Rolls-Royce Wraith review

Performance & drive

Manufacturer price from:£253,430
Review continues below...

Performance & drive

What it’s like to drive, and how quiet it is

Press the dashboard-mounted starter button and the Wraith’s twin-turbo V12 engine stirs into life so smoothly and quietly you’ll barely notice. It’s a similar story when you pull away, because although the scenery starts to move, you remain wonderfully isolated from any engine noise or vibration.

Gearchanges are utterly seamless, and because the sat-nav system is linked with the transmission, it can read the road ahead to avoid unnecessary shifts and ensure you always stay in the right gear.

However, the Wraith changes character completely when you bury your right foot in the shag pile carpet; the engine bellows loudly and sends you hurtling towards the horizon at a breath-taking rate.

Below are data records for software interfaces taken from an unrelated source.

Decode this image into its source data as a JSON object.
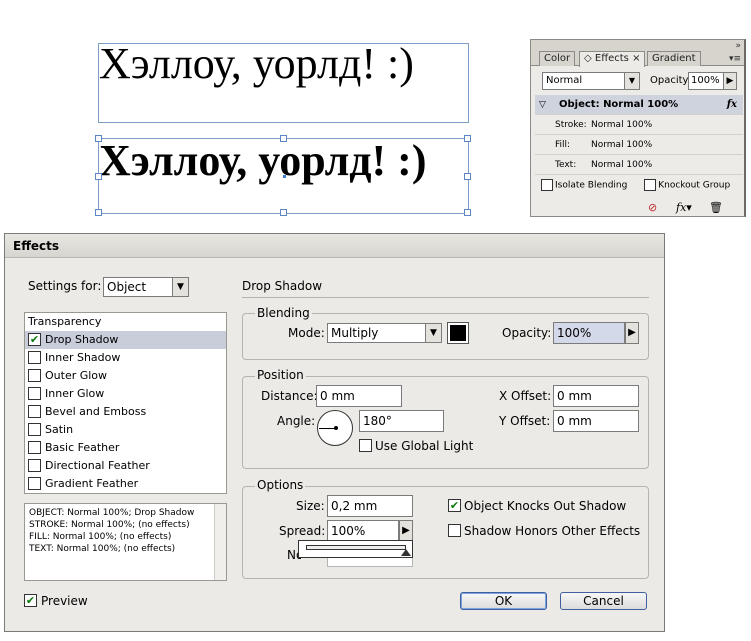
{
  "canvas": {
    "frame1_text": "Хэллоу, уорлд!  :)",
    "frame2_text": "Хэллоу, уорлд!  :)"
  },
  "effects_panel": {
    "tabs": [
      "Color",
      "Effects",
      "Gradient"
    ],
    "tab_close": "×",
    "blend_mode": "Normal",
    "opacity_label": "Opacity:",
    "opacity_value": "100%",
    "rows": [
      {
        "label": "Object:",
        "value": "Normal 100%"
      },
      {
        "label": "Stroke:",
        "value": "Normal 100%"
      },
      {
        "label": "Fill:",
        "value": "Normal 100%"
      },
      {
        "label": "Text:",
        "value": "Normal 100%"
      }
    ],
    "isolate_blending": "Isolate Blending",
    "knockout_group": "Knockout Group",
    "fx_label": "fx"
  },
  "dialog": {
    "title": "Effects",
    "settings_for_label": "Settings for:",
    "settings_for_value": "Object",
    "section_title": "Drop Shadow",
    "effects_header": "Transparency",
    "effects": [
      {
        "label": "Drop Shadow",
        "checked": true
      },
      {
        "label": "Inner Shadow",
        "checked": false
      },
      {
        "label": "Outer Glow",
        "checked": false
      },
      {
        "label": "Inner Glow",
        "checked": false
      },
      {
        "label": "Bevel and Emboss",
        "checked": false
      },
      {
        "label": "Satin",
        "checked": false
      },
      {
        "label": "Basic Feather",
        "checked": false
      },
      {
        "label": "Directional Feather",
        "checked": false
      },
      {
        "label": "Gradient Feather",
        "checked": false
      }
    ],
    "summary_lines": [
      "OBJECT: Normal 100%; Drop Shadow",
      "STROKE: Normal 100%; (no effects)",
      "FILL: Normal 100%; (no effects)",
      "TEXT: Normal 100%; (no effects)"
    ],
    "blending": {
      "title": "Blending",
      "mode_label": "Mode:",
      "mode_value": "Multiply",
      "opacity_label": "Opacity:",
      "opacity_value": "100%",
      "color": "#000000"
    },
    "position": {
      "title": "Position",
      "distance_label": "Distance:",
      "distance_value": "0 mm",
      "angle_label": "Angle:",
      "angle_value": "180°",
      "use_global_light": "Use Global Light",
      "x_offset_label": "X Offset:",
      "x_offset_value": "0 mm",
      "y_offset_label": "Y Offset:",
      "y_offset_value": "0 mm"
    },
    "options": {
      "title": "Options",
      "size_label": "Size:",
      "size_value": "0,2 mm",
      "spread_label": "Spread:",
      "spread_value": "100%",
      "noise_label": "Noise:",
      "object_knocks_out": "Object Knocks Out Shadow",
      "shadow_honors": "Shadow Honors Other Effects"
    },
    "preview_label": "Preview",
    "ok_label": "OK",
    "cancel_label": "Cancel"
  }
}
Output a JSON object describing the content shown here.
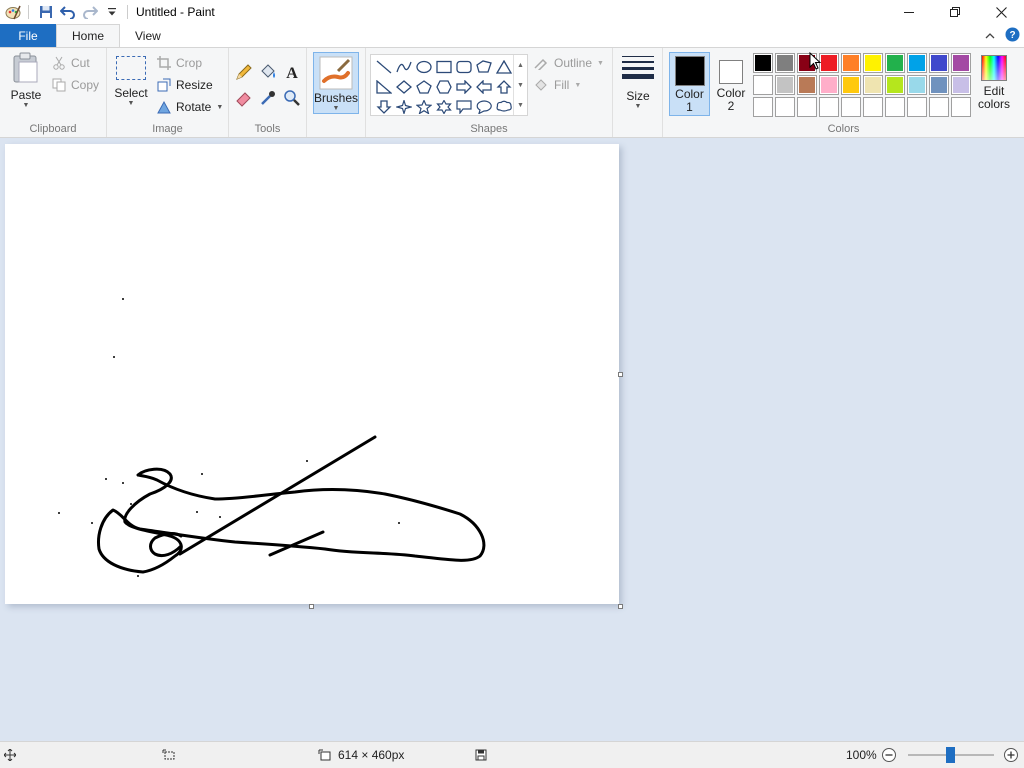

In fact, the Wraith is so fast it’ll embarrass a Porsche Cayman in a straight line.

Come to a corner, though, and you’ll quickly realise this 2.4-tonne behemoth is no sports car. When you turn the wheel there’s a lengthy pause before the Wraith’s huge bonnet starts to point in the direction you want it to go, and then the rest of the car reluctantly follows.

Adopt a slow-in, fast-out approach and it’s possible to hustle the Wraith along a country road surprisingly quickly, but the inconsistently weighted steering and mushy brake pedal do put a solid barrier between you and any fun. The slow steering rack comes into its own in town, though, and is light enough to make threading the Wraith's enormous bulk through traffic a relatively painless experience.

This isn’t likely to bother potential suitors that much, because they’re far more likely to use the car to traverse continents on fast, mostly straight roads. With that in mind, though, the Wraith doesn’t ride quite as serenely as you might expect. It’s never uncomfortable, but fidgets around more than we’d like over minor imperfections. That’s a shame, because bigger bumps are smothered remarkably well.

Motorway refinement also leaves a little to be desired, because although the Wraith’s engine remains ghostly quiet at 70mph, its frameless side windows generate an annoying amount of wind noise.

Rolls-Royce Wraith
open the gallery4 Images